Today I am one of the last ones still here. I don’t want this story to vanish into oblivion. I think the story of the tranquil courage of these women, who risked everything to save some children, must be told’. The story that is to be told here – the past to reconstruct – is part of the story of the Jewish Defence Committee that was created by Ghert Jospa, Maurice Heiber, and Chaim Perelman in 1942, shortly after the major raids began.
In setting up a vast network of mutual aid and forged documents in the fall of 1942, these three men did their utmost, until the end of the war, to counter the relentless hunt for Jews. Under their impetus, the JDC’s children’s section quickly became responsible for the survival in hiding and rescue of thousands of children.

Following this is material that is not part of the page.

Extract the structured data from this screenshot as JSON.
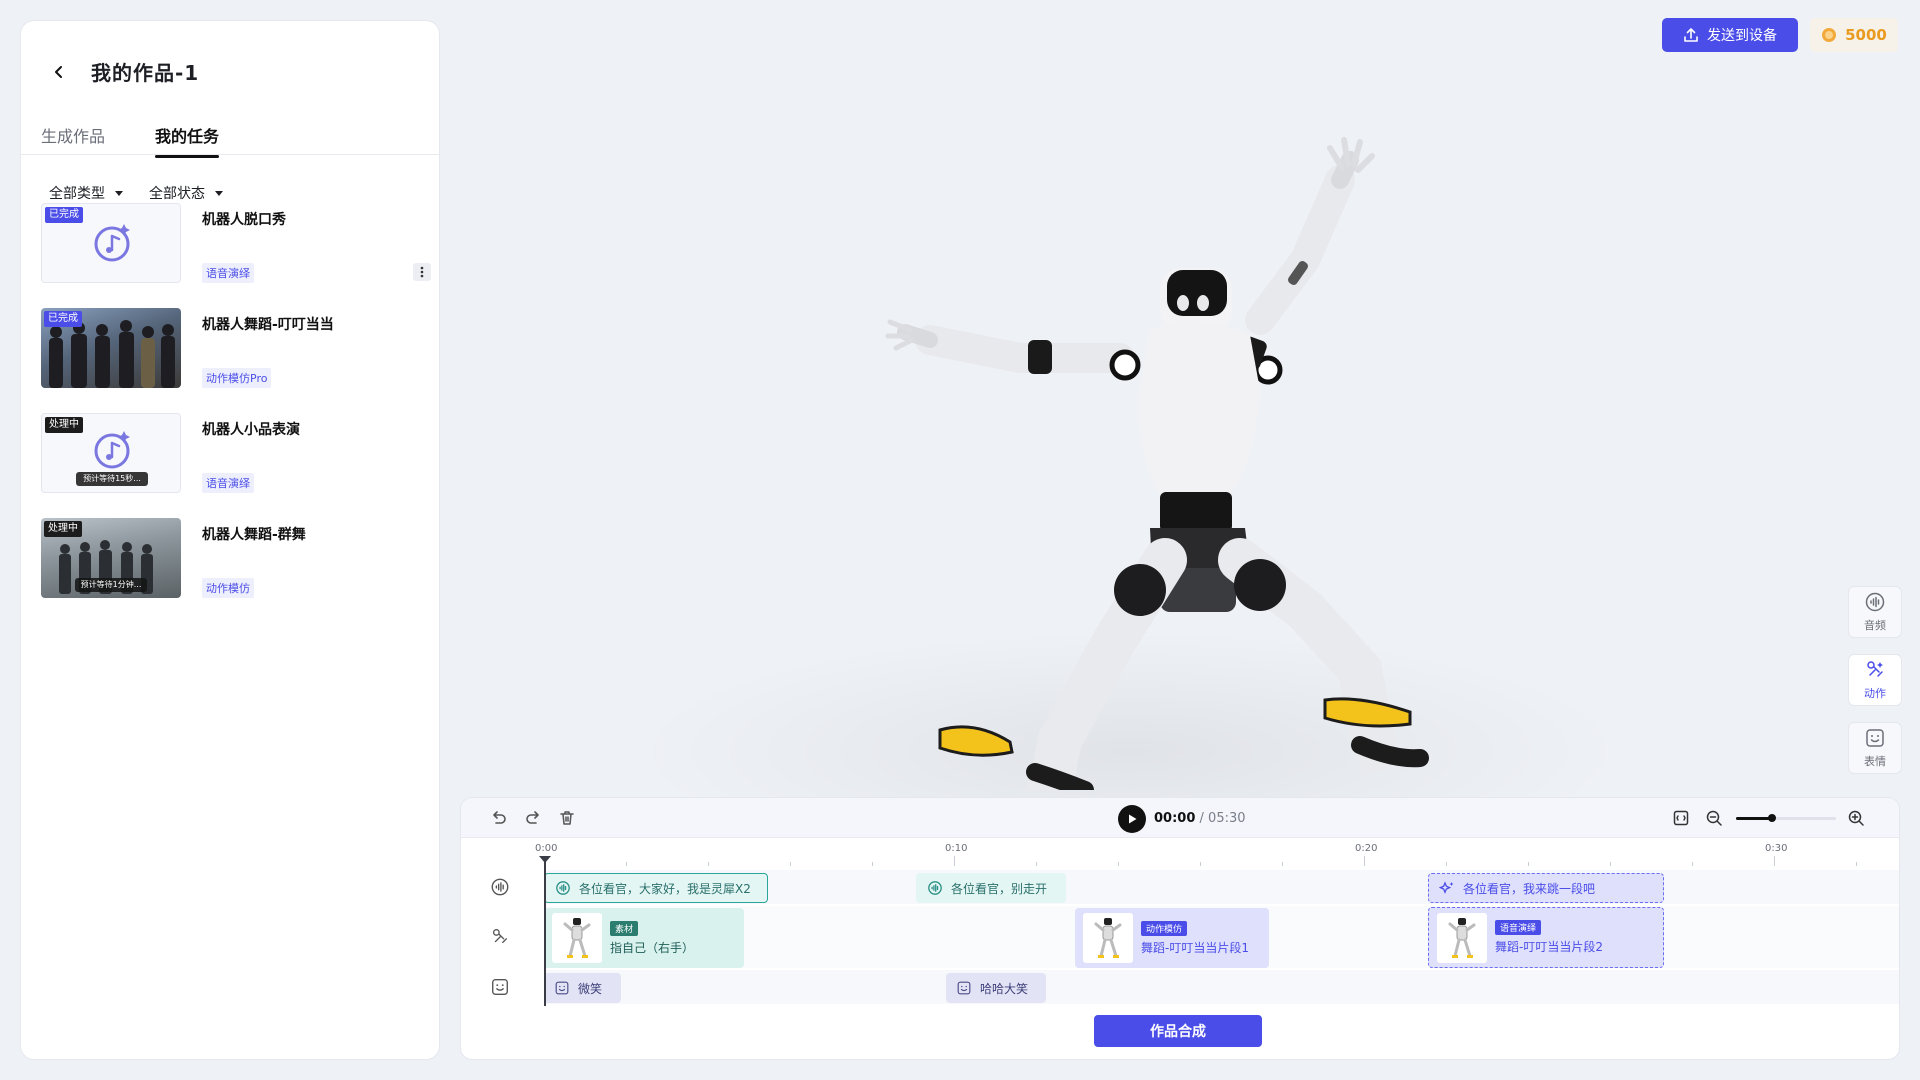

In Belgium, close to three thousand Jewish children were thus saved from being deported to Auschwitz. Jospa, Heiber, and Perelman are no longer with us, nor are their wives and many other resistance fighters in this network (most of whom were women, for the JDC’s children’s section was made up primarily of women) who helped them in their fight against racism, anti-Semitism, and xenophobia. One woman who worked within the JDC is still alive and able to testify. She is Andrée Herscovici-Geulen. While she calls herself ‘just a link in a vast network’, her testimony, taken as a whole, is definitely most credible on a number of scores. Not only was she an active member of the JDC from March 1943 on, but she was also aware of and involved in all of its cogs.
She was in close touch with its leaders and kept considerable archives on its activity after the war. "Andrée" – for that was her Resistance name – is in a way the last living memory of the JDC. Today, at the age of 80, she remains active in the fight against intolerance, and her vision of current events in this connection is extremely lucid. Several films about the hidden children have already been made around. For example, about Belgium, there is Myriam Abramowicz and Esther Hoffenberg’s "Comme si c’était hier". None of them, on the other hand, tells the story of the women in the JDC from start to finish or how they organised, in a totally unprecedented fashion in Europe, to save the children.[...]